• _Your assignment_:
Whenever a line in the data below includes the string "tencent", copy it out.

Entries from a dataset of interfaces
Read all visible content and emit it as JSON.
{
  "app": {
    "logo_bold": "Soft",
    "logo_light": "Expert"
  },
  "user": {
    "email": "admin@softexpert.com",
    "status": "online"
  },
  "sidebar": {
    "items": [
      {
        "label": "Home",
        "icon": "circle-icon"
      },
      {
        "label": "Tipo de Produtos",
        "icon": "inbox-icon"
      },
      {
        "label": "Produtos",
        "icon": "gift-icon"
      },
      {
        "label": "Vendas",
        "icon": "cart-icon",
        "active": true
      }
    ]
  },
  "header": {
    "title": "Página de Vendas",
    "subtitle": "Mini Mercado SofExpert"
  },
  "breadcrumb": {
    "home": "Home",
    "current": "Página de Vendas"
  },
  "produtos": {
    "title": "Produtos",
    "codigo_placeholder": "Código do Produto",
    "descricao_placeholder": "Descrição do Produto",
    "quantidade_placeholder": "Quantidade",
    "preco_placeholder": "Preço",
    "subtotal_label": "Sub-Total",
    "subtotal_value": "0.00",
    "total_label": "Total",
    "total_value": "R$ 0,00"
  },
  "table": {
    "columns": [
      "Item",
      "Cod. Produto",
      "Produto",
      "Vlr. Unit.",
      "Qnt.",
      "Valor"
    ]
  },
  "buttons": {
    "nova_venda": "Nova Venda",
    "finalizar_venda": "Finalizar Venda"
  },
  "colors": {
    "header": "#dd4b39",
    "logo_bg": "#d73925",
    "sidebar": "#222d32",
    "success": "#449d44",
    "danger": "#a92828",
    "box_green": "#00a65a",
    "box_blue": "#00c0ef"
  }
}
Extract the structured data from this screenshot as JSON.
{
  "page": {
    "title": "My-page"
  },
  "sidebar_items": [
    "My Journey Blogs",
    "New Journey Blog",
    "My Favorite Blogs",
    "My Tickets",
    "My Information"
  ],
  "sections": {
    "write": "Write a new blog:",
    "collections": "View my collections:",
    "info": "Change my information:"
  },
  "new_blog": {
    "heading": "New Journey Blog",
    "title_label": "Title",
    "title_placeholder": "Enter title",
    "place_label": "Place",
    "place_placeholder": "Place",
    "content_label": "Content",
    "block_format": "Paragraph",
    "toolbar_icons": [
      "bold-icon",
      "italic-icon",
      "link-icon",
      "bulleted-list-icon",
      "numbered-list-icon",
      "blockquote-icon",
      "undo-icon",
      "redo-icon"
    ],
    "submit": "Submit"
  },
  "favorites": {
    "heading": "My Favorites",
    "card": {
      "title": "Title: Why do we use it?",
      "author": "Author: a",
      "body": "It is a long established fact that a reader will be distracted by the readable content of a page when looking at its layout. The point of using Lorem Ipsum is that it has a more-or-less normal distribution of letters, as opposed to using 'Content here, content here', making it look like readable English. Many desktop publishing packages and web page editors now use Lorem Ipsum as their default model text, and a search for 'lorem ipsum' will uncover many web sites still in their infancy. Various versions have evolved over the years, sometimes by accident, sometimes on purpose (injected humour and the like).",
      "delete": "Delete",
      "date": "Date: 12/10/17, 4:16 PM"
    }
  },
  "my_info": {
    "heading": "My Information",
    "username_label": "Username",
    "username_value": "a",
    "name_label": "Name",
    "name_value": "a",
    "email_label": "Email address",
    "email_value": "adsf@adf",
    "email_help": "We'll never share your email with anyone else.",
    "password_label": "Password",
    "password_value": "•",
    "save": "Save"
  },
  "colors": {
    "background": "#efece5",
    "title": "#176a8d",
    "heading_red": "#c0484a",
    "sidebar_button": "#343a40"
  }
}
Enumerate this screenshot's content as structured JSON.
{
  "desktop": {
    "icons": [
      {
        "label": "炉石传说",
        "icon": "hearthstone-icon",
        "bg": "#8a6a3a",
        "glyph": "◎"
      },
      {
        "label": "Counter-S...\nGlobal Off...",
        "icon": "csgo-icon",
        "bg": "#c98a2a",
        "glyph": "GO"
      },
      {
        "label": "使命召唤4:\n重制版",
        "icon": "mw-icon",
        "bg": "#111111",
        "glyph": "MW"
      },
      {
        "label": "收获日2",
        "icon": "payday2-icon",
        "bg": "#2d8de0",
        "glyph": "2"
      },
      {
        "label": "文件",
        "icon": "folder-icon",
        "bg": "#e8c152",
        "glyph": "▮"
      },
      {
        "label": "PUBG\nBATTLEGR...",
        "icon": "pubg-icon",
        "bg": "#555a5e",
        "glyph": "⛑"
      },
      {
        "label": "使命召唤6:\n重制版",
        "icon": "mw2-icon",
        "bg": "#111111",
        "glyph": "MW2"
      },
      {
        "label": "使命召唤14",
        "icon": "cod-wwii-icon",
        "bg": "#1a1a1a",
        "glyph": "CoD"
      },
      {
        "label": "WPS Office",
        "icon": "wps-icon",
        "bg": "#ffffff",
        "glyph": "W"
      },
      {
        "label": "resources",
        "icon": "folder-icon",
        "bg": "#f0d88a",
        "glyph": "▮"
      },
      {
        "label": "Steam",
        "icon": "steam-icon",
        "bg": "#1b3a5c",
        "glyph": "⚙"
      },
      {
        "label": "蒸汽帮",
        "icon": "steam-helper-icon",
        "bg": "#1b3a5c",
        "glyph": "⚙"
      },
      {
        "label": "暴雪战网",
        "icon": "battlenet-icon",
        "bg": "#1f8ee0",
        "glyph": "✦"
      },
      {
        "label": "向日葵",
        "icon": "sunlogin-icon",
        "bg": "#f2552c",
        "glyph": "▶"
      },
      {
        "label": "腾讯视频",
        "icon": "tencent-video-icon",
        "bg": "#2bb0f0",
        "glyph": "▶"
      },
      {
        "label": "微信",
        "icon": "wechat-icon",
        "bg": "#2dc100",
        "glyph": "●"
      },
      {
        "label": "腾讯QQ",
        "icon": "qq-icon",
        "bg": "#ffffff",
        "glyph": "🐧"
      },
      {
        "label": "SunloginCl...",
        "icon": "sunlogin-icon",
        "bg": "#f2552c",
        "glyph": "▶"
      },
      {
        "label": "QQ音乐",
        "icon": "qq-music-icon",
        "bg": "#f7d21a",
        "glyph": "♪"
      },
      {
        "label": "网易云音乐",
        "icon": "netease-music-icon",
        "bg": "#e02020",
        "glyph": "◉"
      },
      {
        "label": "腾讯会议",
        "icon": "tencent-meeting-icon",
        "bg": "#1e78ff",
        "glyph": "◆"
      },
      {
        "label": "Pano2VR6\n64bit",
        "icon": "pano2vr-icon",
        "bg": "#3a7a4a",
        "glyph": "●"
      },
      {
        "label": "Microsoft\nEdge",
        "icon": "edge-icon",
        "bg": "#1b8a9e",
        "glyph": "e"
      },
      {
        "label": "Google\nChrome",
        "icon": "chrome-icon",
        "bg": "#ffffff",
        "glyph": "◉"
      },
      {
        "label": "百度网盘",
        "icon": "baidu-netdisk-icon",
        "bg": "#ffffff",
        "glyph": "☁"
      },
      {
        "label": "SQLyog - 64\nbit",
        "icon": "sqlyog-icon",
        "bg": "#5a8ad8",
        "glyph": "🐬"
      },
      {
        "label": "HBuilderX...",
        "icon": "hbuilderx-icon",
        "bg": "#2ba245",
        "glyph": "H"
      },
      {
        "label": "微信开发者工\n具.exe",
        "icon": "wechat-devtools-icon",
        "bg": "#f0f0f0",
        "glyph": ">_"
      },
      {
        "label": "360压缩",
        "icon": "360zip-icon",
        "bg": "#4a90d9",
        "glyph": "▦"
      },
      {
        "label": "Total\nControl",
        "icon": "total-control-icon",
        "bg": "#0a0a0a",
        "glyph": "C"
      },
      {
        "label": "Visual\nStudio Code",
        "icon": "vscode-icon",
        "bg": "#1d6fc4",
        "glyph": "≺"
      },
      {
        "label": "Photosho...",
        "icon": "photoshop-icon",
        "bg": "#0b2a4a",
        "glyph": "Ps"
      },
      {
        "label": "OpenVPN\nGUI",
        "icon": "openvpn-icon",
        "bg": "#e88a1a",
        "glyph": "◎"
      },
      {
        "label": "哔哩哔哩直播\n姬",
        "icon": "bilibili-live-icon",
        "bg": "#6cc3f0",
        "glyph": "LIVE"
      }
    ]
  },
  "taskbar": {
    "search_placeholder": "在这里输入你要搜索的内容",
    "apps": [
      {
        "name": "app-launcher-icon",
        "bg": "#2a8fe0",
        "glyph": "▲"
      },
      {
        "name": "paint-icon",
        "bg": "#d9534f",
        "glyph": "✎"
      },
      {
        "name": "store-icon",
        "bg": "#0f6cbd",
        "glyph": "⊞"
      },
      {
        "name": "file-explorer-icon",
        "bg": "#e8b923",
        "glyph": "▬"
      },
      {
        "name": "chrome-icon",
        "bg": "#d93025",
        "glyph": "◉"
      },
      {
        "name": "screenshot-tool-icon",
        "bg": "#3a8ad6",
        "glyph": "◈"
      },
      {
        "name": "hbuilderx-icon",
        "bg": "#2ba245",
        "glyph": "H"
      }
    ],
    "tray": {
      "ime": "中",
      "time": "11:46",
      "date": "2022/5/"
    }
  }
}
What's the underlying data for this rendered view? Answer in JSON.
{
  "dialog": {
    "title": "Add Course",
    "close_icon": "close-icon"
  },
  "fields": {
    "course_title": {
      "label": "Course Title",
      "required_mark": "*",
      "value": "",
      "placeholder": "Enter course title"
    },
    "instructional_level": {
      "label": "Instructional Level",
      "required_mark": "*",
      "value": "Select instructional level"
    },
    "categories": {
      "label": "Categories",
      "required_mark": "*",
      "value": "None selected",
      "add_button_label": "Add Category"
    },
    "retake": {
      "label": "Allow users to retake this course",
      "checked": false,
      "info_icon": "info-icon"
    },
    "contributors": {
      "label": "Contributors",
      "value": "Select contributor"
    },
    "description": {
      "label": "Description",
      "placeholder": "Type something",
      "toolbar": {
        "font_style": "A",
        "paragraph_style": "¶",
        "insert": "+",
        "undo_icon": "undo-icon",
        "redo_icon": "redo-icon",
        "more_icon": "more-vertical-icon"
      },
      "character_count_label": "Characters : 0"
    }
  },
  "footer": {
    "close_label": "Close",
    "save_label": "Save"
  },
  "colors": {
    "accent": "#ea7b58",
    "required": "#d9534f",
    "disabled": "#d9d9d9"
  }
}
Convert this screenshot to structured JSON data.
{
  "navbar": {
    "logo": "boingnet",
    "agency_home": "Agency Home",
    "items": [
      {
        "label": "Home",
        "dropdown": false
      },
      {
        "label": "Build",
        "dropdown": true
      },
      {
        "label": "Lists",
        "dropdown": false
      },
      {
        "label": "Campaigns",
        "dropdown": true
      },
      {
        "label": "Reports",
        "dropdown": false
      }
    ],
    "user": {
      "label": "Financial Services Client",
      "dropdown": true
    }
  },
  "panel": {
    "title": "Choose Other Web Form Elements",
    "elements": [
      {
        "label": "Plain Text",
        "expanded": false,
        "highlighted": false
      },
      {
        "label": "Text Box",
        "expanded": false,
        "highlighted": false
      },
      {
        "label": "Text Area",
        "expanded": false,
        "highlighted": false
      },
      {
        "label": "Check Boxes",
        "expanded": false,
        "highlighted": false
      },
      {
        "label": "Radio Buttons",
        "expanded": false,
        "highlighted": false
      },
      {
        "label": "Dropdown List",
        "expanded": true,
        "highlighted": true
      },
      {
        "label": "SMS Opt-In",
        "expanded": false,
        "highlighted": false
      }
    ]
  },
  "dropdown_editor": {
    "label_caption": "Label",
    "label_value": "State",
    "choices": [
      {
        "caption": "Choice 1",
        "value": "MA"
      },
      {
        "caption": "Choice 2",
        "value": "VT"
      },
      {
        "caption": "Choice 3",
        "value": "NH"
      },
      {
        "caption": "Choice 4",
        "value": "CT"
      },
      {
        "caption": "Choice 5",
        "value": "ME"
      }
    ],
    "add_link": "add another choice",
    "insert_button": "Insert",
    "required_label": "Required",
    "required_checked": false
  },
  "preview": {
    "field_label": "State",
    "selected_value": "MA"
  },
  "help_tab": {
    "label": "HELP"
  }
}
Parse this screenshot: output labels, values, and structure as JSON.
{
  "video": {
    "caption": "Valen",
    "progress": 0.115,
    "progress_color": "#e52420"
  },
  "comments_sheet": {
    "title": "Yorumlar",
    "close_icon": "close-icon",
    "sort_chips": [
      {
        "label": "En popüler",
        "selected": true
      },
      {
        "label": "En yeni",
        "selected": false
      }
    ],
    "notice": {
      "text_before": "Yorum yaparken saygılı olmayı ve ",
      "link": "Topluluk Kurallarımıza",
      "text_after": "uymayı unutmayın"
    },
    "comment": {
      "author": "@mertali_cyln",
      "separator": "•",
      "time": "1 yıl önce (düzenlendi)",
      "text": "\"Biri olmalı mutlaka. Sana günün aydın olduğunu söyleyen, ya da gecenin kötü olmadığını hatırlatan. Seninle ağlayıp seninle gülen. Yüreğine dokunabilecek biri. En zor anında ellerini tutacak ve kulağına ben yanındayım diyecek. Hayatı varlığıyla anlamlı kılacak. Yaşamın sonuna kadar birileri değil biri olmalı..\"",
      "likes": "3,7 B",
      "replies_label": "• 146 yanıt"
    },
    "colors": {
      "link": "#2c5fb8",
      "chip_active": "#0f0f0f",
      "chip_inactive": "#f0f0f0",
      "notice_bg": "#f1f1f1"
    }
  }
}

• _Reply_:
        "icon": "tencent-video-icon",
        "icon": "tencent-meeting-icon",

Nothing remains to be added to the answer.